From Juhem Navarro-Rivera at Demos:
…analyses looking at the type of people who are elected to office at the federal and state levels often find that most elected officials come from the upper economic stratum of American society. The reason for the socioeconomic biases among those elected to office is related to the barriers that people of modest means have to run for office.
The most obvious of these representation biases is in education. Ninety-five percent ofmembers of Congress have a college degree. In a country where only one-third of the adult population have a college diploma, having a 4-year degree becomes an invisible marker of electability and drastically reduces the pool of who can think of themselves as a candidate. This affects Latino/as in particular since as one-in-six (16 percent) have earned a college diploma.
In the case of Congress the educational barriers are not limited to four-year degrees. About two-thirds of House members and three-quarters of Senators also possess graduate degrees or professional degrees, particularly in law. Forty percent of members of Congress have a law degree, the most overrepresented profession by far.
Aside from coming from an educational elite, the median worth of members of Congress is over $1 million, 18 times the worth of the average American household.
And you can listen here. Don’t feel obligated. My computer skillz aren’t awesome enough to give you a direct link, but this show was instructive to me.
Chris Stedman of the Yale Humanist Community, and Onyeka Obiocha, of the Happiness Lab, are the hosts, and all I was told beforehand was that the two men get goofy and so maybe I should play along.
So I show up ready to play (or so I think) and once again, I find myself sitting in a studio thinking, “I’m a pair of brown shoes in a room full of tuxedos,” especially when these guys started talking about music. Uh…I like music, but my latest favorite group, Damion Suomi and The Minor Prophets, has a name that’s too hard for me to remember, especially sitting in a tiny radio studio where I’m trying to sound smart. You can hear the men talk about really obscure and probably awesome music, and then there’s me with “Uh…Pandora?”
It was humbling, is what. And it was fun, in the end, because I got to talk about journalism and justice, but this has happened to me so many times, I can’t even count them, where I am sitting in a studio thinking, “Lord, I’m such a grind. How did that happen?”
Chris Leamy plays his guitar near people who ask for money in New York City, and that helps them, a lot.
This — THIS! — is a creative way to work with people who ask for money on the streets, yes?
This ABC story lifts the curtain just a little on the effect of war on Syrians.
Here’s a timeline of the Syrian civil war, up through May.
This Slate article says yes.

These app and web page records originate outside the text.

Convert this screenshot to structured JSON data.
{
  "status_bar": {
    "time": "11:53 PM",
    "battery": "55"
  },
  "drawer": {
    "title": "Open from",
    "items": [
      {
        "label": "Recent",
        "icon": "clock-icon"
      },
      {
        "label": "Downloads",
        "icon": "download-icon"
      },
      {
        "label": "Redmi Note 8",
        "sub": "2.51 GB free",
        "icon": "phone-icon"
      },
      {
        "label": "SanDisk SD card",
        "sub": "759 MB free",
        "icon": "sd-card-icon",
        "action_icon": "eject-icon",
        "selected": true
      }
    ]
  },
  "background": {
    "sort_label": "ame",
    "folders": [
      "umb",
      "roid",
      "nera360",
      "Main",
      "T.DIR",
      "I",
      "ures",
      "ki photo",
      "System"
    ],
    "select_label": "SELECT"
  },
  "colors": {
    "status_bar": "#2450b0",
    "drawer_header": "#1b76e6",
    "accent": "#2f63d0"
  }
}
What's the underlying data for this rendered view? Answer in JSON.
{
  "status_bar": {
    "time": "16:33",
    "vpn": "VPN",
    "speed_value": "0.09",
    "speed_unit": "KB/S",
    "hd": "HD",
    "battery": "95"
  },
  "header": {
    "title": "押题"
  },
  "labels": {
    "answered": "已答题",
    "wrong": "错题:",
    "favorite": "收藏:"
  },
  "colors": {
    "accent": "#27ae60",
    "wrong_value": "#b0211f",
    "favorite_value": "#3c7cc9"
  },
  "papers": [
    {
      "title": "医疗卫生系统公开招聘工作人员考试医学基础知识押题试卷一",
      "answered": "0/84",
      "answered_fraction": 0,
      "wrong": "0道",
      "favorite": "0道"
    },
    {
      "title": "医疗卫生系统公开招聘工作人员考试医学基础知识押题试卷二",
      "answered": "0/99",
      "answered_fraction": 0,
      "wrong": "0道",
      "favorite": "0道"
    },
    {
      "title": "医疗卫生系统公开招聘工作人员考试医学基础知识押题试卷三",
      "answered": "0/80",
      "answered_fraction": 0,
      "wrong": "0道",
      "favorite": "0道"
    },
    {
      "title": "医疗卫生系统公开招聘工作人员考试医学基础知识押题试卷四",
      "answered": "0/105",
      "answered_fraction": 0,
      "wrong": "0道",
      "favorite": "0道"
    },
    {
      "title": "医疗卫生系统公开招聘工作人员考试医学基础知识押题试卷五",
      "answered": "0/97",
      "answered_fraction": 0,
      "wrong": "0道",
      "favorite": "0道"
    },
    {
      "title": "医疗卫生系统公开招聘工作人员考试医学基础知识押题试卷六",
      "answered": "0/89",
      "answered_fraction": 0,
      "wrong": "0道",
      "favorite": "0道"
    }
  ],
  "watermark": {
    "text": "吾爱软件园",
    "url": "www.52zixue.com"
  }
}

Yascha Mounk writes:
The week of July 11, 2016, has every chance of being remembered as one of those rare flurries of jumbled, inchoate, concentrated significance. The centrifugal forces that are threatening to break political systems across the world may have started to register a decade ago; they may have picked up speed over the last 12 months; but never since the fall of the Berlin Wall have they wreaked havoc in so many places in so short a span of time—showcasing the failures of technocratic rule, the terrifying rise of populist strongmen, and the existential threat posed by Islamist terrorism, all in the span of seven short days.
Think about it. The week of July 16 included:
- The Brexit aftermath in Great Britain
- A terrorist attack in France
- An attempted coup in Turkey
- And we all got to meet Trump’s vice presidential pick — though we didn’t get to hear much from the man over Trump’s talking
The list goes on. And thanks, Leftover, for the link.
Some savvy students at University of Texas, a state that allows concealed-carry weapons on college campuses, have started carrying dildos on campus as a protest.
Here’s their website, which is “fighting absurdity with absurdity.”
And thanks, Criselda, for the link.